## [Work to be completed]
Exactly the lines from the one containing "Give me the" through the end of the entries, both ends included, are to be output.

Excerpts from a dataset

^^^^^^^^

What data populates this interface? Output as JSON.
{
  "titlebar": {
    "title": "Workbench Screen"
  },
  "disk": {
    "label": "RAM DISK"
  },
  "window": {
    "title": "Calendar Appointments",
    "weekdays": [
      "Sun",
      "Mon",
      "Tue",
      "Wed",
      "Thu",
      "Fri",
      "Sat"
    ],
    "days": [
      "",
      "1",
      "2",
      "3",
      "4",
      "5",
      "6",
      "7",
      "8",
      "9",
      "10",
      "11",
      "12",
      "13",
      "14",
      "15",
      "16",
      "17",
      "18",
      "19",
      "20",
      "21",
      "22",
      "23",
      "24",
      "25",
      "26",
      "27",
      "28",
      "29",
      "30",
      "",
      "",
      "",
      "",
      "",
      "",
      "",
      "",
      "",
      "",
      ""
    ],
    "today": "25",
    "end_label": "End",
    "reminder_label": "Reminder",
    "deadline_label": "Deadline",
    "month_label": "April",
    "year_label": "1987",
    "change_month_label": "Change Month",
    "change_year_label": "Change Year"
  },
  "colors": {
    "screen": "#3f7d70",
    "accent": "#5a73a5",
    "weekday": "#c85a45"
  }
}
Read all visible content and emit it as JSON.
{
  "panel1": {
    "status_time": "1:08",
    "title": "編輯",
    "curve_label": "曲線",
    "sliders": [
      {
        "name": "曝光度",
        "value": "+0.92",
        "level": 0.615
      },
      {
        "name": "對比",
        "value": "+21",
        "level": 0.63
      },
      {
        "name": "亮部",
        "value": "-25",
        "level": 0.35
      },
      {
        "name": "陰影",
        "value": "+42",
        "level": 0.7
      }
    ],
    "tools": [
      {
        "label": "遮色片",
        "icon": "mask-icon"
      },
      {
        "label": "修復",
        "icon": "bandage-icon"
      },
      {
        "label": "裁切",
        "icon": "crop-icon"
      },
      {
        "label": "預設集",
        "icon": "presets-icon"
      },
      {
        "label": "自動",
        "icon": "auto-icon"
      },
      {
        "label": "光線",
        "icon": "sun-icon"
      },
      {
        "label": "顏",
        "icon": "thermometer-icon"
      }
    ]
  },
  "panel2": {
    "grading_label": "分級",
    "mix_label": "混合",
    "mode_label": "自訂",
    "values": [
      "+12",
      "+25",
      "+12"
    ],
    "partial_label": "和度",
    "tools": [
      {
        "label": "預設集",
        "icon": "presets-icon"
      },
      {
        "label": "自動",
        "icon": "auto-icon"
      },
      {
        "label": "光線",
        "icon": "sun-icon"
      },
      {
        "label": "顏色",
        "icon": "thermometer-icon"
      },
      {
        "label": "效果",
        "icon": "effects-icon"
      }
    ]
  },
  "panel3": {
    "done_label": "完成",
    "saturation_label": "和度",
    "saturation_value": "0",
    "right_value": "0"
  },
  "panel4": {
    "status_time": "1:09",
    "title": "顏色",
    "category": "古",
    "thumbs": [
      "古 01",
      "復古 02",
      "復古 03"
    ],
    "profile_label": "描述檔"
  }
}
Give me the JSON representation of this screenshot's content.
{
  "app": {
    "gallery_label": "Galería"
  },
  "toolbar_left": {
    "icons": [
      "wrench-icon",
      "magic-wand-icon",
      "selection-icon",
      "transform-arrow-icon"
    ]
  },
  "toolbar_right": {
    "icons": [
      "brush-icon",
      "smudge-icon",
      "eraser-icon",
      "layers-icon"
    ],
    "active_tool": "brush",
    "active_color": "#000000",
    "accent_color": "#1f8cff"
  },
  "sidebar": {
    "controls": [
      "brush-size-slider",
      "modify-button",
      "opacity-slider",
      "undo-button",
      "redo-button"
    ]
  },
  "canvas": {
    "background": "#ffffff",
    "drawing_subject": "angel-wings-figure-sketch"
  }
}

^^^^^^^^

## [Written solution]
Give me the JSON representation of this screenshot's content.
{
  "app": {
    "gallery_label": "Galería"
  },
  "toolbar_left": {
    "icons": [
      "wrench-icon",
      "magic-wand-icon",
      "selection-icon",
      "transform-arrow-icon"
    ]
  },
  "toolbar_right": {
    "icons": [
      "brush-icon",
      "smudge-icon",
      "eraser-icon",
      "layers-icon"
    ],
    "active_tool": "brush",
    "active_color": "#000000",
    "accent_color": "#1f8cff"
  },
  "sidebar": {
    "controls": [
      "brush-size-slider",
      "modify-button",
      "opacity-slider",
      "undo-button",
      "redo-button"
    ]
  },
  "canvas": {
    "background": "#ffffff",
    "drawing_subject": "angel-wings-figure-sketch"
  }
}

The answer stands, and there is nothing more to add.